[Items from an interface collection]

____________________

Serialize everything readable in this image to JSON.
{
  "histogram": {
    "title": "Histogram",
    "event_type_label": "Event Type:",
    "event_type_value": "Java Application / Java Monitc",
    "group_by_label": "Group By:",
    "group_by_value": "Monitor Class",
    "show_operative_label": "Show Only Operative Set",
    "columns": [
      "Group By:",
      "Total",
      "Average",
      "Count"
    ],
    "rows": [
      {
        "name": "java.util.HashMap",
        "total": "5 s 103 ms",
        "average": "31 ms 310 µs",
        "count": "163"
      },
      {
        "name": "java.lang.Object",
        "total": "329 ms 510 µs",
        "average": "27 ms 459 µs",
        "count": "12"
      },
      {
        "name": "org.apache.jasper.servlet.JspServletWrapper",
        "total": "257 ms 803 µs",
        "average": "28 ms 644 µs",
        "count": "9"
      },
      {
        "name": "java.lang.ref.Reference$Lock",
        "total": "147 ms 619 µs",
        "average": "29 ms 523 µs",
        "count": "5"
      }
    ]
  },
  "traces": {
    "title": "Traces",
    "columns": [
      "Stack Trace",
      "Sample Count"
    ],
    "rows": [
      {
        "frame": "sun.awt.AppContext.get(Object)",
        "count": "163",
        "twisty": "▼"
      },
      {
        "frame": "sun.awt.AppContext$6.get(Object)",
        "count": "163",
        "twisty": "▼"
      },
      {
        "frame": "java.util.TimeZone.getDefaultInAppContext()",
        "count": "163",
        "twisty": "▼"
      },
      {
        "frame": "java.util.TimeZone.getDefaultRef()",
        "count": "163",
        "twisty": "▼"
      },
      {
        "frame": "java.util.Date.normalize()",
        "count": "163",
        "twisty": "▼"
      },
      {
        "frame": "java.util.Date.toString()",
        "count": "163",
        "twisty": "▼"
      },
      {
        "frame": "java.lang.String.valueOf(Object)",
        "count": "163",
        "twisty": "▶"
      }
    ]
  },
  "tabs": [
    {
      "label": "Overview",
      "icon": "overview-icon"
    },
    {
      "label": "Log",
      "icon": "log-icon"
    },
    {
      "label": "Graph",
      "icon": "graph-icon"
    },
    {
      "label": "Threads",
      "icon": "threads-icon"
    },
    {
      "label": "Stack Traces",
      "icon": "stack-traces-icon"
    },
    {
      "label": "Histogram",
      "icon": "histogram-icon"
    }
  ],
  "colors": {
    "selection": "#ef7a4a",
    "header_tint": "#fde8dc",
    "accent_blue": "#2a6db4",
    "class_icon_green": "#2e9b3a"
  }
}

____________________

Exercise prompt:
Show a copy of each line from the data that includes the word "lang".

Response below:
        "name": "java.lang.Object",
        "name": "java.lang.ref.Reference$Lock",
        "frame": "java.lang.String.valueOf(Object)",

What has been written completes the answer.